Twin Peak is located in Los Padres National Forest and is technically outside of Ventana Wilderness.
When to Climb
Most of the year. If approaching via Cone Peak & the Coast Ridge Road, the road will be closed during the rainy season (November to May). Highway 1 is occasionally closed in winter or spring due to landslides, so check conditions before you go.
Santa Lucia Range is very dry and hot in early fall (September - October) and there is significant fire hazard. Spring and early summer are the best times to visit. The peak rises high above the fog layer so the view is majestic even on foggy days.
Back country camping in Ventana Wilderness does not require a permit. Developed backcountry campsites are recommended because availability of water can be uncertain elsewhere. From Limekiln Creek south for about 15 miles the coastal area along Highway 1 is part of Los Padres National Forest (there are signs on the highway), where you can camp for free on beautiful perches 300 feet over the ocean, or in redwood groves. This area has very steep terrain so there aren't many suitable spots, yet it's warm even in the middle of winter.
Just off the summit of Twin Peak to the west is a flat, sheltered location suitable for camping, though obviously, there is no water.
There are fee campgrounds along Highway 1, with Kirk Creek and Limekiln campgrounds are closest to Cone Peak. There are also campgrounds on the Nacimiento Fergusson Road just east of the Coast Ridge Road. They are open in the winter months, do not require reservations, and are both by a running creek.
About 15 miles north in Julia Pfeiffer Burns State Park there are two environmental campsites
(walk-in access ~500 feet; fee) perched on top of spectacular cliffs; these are frequently booked on summer weekends. These are the most beautiful camp sites I have ever seen, a few steps away from the spectacular McWay waterfall which free-falls 60 feet onto the beach in beautiful McWay Cove.

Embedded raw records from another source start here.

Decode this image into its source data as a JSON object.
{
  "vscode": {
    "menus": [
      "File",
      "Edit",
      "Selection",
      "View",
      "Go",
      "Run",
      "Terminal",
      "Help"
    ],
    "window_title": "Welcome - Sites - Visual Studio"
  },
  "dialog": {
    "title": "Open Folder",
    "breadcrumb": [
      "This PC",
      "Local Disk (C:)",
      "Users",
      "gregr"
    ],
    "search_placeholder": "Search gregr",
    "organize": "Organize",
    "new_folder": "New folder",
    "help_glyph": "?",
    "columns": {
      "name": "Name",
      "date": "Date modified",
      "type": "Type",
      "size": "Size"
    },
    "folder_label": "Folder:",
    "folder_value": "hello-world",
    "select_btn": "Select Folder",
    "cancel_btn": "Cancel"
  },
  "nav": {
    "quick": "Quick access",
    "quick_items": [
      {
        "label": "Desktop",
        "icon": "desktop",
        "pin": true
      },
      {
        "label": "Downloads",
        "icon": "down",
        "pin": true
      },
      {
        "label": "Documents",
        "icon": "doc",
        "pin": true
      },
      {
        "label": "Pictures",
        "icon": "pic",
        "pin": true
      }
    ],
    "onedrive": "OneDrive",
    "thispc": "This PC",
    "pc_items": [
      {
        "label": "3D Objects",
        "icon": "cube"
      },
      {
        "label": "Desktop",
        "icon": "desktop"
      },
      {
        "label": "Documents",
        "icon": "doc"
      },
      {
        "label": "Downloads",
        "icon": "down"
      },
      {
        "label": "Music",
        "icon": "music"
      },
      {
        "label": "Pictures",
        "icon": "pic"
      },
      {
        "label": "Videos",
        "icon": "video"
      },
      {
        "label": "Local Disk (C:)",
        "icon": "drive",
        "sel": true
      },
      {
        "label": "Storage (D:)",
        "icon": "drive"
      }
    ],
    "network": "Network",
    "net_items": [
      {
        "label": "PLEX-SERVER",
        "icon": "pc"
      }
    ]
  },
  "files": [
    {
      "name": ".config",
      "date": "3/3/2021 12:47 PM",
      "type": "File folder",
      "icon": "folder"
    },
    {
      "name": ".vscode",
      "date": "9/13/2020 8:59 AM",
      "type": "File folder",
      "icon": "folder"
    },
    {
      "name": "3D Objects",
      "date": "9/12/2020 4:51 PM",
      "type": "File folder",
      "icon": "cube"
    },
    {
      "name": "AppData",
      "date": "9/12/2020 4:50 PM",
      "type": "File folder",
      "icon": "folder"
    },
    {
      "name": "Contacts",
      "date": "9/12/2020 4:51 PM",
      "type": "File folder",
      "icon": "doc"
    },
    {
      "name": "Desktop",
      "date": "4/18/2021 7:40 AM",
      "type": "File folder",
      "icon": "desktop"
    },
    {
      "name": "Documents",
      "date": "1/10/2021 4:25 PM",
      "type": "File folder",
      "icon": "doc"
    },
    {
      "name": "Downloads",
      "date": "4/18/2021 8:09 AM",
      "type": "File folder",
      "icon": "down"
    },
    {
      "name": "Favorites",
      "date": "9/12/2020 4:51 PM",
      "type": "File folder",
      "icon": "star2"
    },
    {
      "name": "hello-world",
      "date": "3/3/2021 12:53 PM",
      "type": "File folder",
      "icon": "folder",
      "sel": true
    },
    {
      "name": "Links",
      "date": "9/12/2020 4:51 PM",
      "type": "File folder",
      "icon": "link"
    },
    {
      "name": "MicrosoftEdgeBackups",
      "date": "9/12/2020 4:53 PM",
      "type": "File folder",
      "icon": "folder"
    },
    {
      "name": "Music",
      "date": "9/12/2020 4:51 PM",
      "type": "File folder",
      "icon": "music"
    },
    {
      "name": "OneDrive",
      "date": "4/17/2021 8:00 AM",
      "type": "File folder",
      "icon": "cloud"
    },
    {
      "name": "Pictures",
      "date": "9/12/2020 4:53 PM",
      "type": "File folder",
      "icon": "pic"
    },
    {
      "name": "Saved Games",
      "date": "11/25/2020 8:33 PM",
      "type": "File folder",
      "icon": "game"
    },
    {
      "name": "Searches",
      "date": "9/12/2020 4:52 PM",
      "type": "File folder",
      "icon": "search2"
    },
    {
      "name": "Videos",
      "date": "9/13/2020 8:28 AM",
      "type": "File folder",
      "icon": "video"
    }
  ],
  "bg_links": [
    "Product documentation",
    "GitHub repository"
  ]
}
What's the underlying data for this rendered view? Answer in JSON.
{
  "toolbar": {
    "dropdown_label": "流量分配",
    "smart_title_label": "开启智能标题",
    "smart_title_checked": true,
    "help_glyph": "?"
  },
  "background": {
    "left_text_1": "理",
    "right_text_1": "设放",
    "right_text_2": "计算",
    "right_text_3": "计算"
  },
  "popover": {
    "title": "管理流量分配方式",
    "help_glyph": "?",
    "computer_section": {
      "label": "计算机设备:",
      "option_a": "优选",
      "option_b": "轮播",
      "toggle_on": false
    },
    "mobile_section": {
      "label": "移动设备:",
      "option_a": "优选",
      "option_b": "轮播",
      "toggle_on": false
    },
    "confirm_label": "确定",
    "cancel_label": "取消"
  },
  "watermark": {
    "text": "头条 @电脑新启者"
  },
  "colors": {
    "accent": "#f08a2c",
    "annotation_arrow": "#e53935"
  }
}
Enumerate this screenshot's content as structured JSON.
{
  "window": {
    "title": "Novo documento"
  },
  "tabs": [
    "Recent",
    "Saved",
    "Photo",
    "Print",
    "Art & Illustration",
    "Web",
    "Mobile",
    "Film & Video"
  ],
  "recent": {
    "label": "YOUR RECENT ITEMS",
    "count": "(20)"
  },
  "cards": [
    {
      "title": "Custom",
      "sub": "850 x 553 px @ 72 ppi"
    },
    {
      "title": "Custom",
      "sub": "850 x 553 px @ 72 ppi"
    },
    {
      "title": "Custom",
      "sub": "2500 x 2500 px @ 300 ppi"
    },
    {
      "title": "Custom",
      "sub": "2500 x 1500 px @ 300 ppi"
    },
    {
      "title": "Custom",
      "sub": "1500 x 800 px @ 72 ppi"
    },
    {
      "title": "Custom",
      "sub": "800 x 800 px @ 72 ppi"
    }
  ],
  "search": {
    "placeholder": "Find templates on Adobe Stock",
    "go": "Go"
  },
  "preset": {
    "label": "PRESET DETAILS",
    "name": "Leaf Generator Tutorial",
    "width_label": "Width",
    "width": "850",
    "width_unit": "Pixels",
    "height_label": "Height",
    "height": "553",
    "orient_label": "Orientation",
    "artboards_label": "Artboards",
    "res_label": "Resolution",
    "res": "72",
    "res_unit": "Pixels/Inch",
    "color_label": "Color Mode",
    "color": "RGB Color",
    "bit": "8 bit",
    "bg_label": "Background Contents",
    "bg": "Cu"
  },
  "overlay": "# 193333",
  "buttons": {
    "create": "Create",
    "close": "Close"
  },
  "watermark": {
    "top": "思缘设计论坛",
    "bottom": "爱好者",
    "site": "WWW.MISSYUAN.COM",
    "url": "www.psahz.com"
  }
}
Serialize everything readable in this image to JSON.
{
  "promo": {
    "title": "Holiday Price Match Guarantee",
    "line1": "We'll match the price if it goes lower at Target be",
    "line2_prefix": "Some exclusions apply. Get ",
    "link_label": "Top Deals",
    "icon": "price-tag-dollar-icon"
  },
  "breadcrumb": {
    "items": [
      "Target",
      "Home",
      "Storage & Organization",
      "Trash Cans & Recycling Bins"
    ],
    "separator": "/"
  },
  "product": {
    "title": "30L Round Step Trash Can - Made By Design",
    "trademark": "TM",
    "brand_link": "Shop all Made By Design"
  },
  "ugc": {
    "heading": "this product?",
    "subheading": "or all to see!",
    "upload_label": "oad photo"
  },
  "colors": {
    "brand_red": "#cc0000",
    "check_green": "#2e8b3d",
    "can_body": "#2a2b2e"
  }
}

You can also stay in the resort town of Lucia
(just a motel and gas station, perched on spectacular cliffs over the ocean).
External LinksThe Big Sur Trail Map